Whether resolving a dispute, deciding who pays the check for lunch, or simply passing the time, Japan’s “Jan-ken” culture is simple, surprisingly elegant, and a lot of fun.

In Western cultures, you might go back and forth with someone when deciding who picks up the check at a restaurant, each party becoming increasingly flustered with the whole, “I’ve got this,” “No, no. I’ve got this!” song and dance until someone finally gives in. In Japan, this situation would be quickly and efficiently resolved with a good old-fashioned game of rock-paper-scissors.

Rock-paper-scissors, or “Jan-ken” in Japanese, is a cultural keystone in Japan, with all kinds of disputes, disagreements, and predicaments being resolved through the game’s simplistic mechanics.

Kids in Japan are taught about jan-ken at a young age, and it’s a quick and easy way for parents to let kids resolve common sibling altercations through the impartial hand of Lady Luck. Sure, there are pro rock-paper-scissors leagues that meticulously calculate odds and discuss strategy, but for two adolescents in Japan, jan-ken is about the closest thing to a fair and largely luck-based resolution you’re liable to find. Kids learn that the result of a good jan-ken game is indisputable, so there are few complaints when a child loses that last piece of cake or whatnot to his younger sister.

▼ A Japanese YouTuber challenges a random store clerk to a game of jan-ken

The idea that jan-ken is a simple and fair solution for many of life’s social conundrums carries on into adulthood, where rock-paper-scissors matches are held to decide everything from who should pay the check at dinner, to who gets that shiny new PS4 at the office end-of-year party. In fact, it’s not unheard of for extremely costly transactions to be decided with rock paper scissors, such as this auction house that settled a tied bid by having the bidders engage in a game of jan-ken.
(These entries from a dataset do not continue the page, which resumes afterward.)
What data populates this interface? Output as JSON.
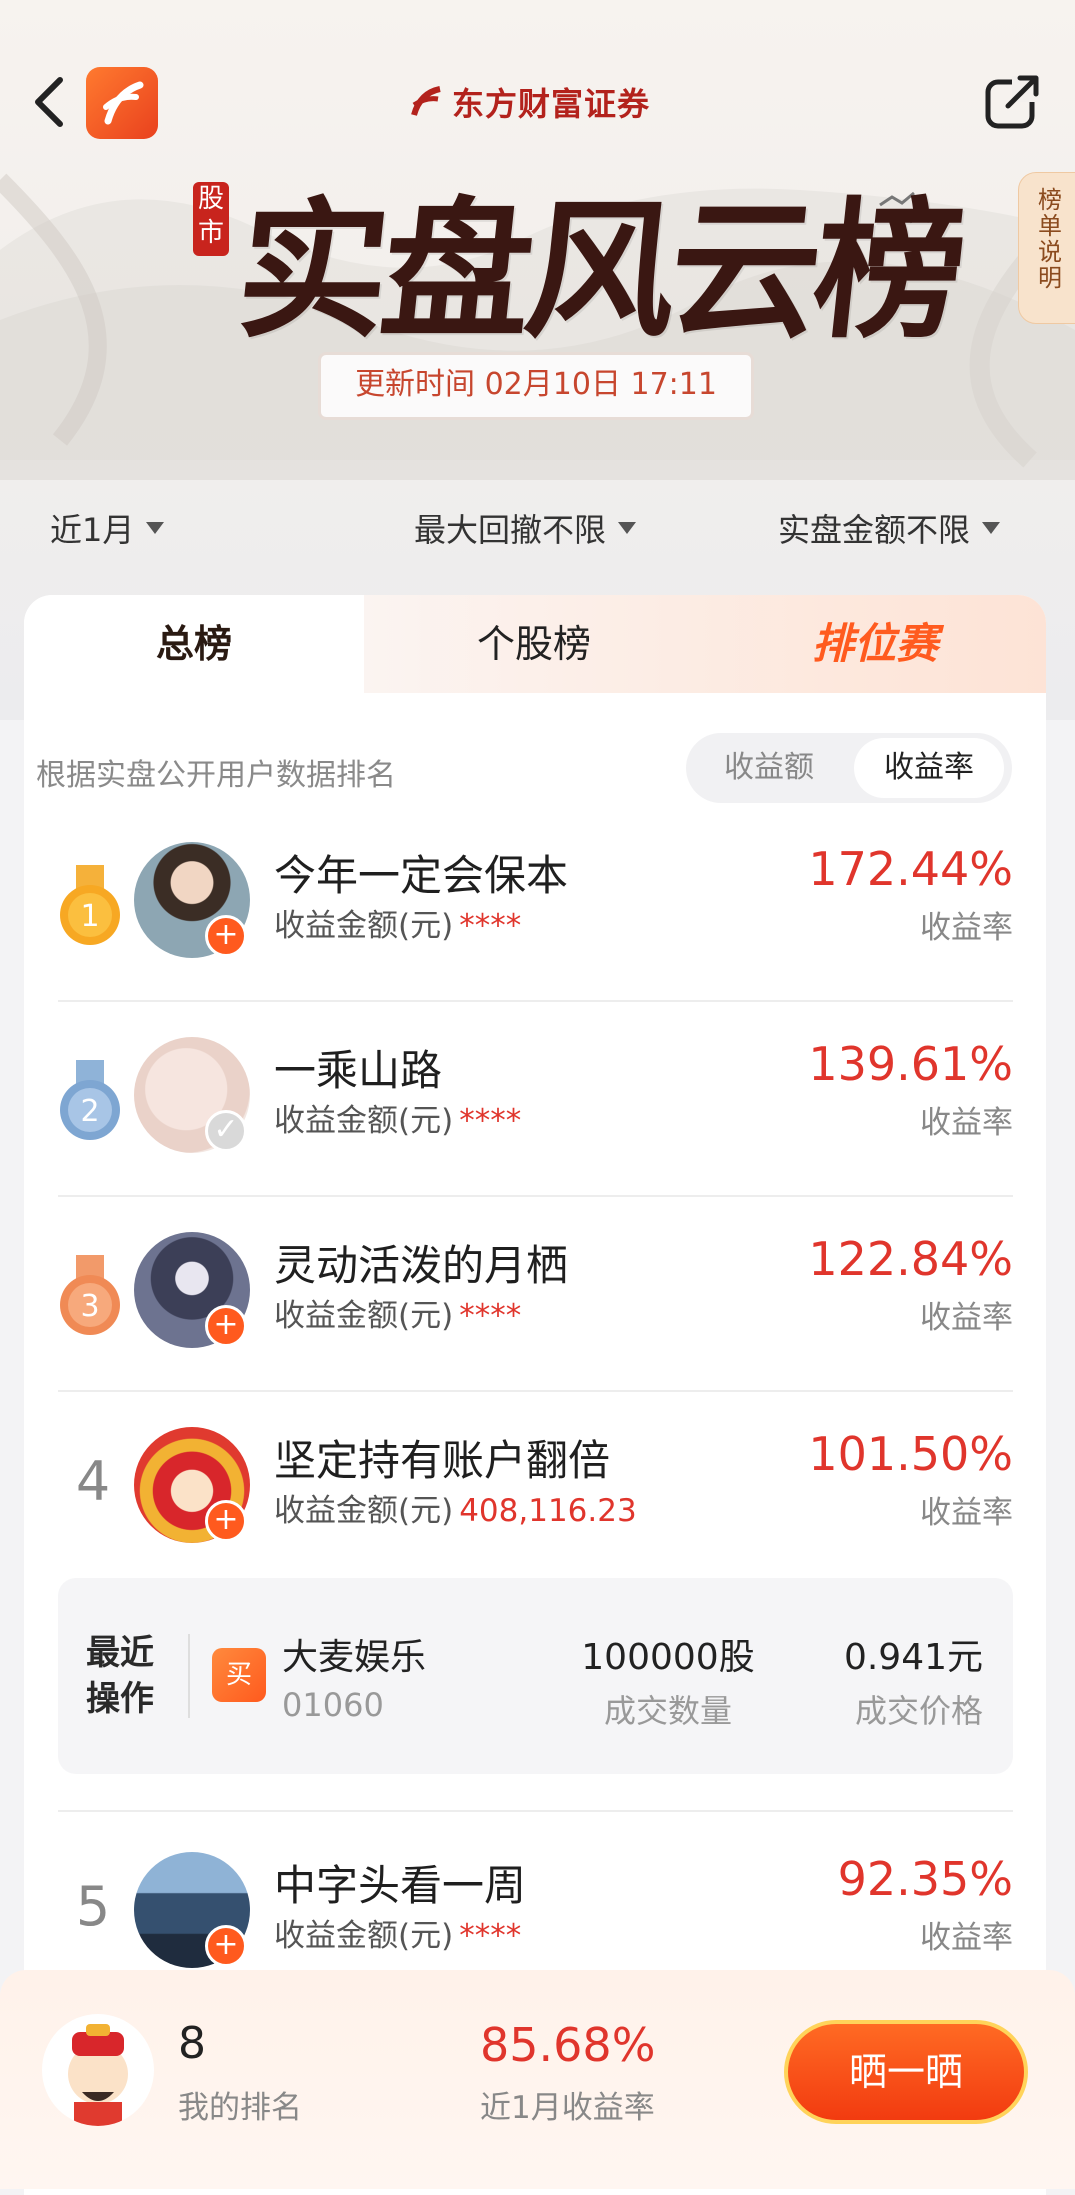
{
  "header": {
    "brand": "东方财富证券",
    "seal_text": "股市",
    "title": "实盘风云榜",
    "update_time": "更新时间 02月10日 17:11",
    "side_tag": "榜单说明"
  },
  "filters": [
    {
      "label": "近1月"
    },
    {
      "label": "最大回撤不限"
    },
    {
      "label": "实盘金额不限"
    }
  ],
  "tabs": [
    {
      "label": "总榜"
    },
    {
      "label": "个股榜"
    },
    {
      "label": "排位赛"
    }
  ],
  "list_note": "根据实盘公开用户数据排名",
  "segment": [
    "收益额",
    "收益率"
  ],
  "rows": [
    {
      "rank": "1",
      "name": "今年一定会保本",
      "amount_label": "收益金额(元)",
      "amount": "****",
      "rate": "172.44%",
      "rate_label": "收益率"
    },
    {
      "rank": "2",
      "name": "一乘山路",
      "amount_label": "收益金额(元)",
      "amount": "****",
      "rate": "139.61%",
      "rate_label": "收益率"
    },
    {
      "rank": "3",
      "name": "灵动活泼的月栖",
      "amount_label": "收益金额(元)",
      "amount": "****",
      "rate": "122.84%",
      "rate_label": "收益率"
    },
    {
      "rank": "4",
      "name": "坚定持有账户翻倍",
      "amount_label": "收益金额(元)",
      "amount": "408,116.23",
      "rate": "101.50%",
      "rate_label": "收益率"
    },
    {
      "rank": "5",
      "name": "中字头看一周",
      "amount_label": "收益金额(元)",
      "amount": "****",
      "rate": "92.35%",
      "rate_label": "收益率"
    }
  ],
  "recent_op": {
    "title": "最近操作",
    "side": "买",
    "stock": "大麦娱乐",
    "code": "01060",
    "quantity": "100000股",
    "quantity_label": "成交数量",
    "price": "0.941元",
    "price_label": "成交价格"
  },
  "my": {
    "rank": "8",
    "rank_label": "我的排名",
    "rate": "85.68%",
    "rate_label": "近1月收益率",
    "button": "晒一晒"
  },
  "colors": {
    "accent": "#e0352c",
    "orange": "#ff5a1e"
  }
}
Rock-paper-scissors apparently originated in China (or, at least, that’s where the first historical mention of the game came from), and it’s used occasionally in western cultures to make mostly inconsequential decisions, but it’s arguably the Japanese that elevated jan-ken to an entrenched form of social interaction, starting with a variation called “Kitsune-ken” that used a similar rule set. The featured image depicts a trio of women playing the fox (“kitsune” in Japanese) version of the game.

▼ A diagram of how to play “Mushi-ken,” a precursor to Japan’s jan-ken


Jan-ken is so ingrained into Japanese culture that it pops up everywhere. Restaurants and bars will often hold promotions that challenge guests to play a match with waiters and waitresses for a free drink or a discount. It’s also a common drinking game among friends and it’s so ubiquitous that there are countless permutations in the rules for how to resolve a tie or win the game. At least one university has even sunk significant manpower and resources into creating a robotic arm that wins jan-ken games 100% of the time.

▼ Fortunately, they still don’t let it make any decisions.

While western cultures may decide things with a coin toss, don’t be surprised if you’re challenged to a game of jan-ken when visiting Japan – sometimes even when the stakes are fairly high. Just remember the phrase for initiating a game (“saisho wa gu, jan-ken-pon!“) and enjoy the simple beauty of knowing that, statistically, at least, you’ll win just as often as you lose.

Feature Image: Wikipedia/Victoria and Albert Museum
Insert Image: Wikipedia/Linhart, Sepp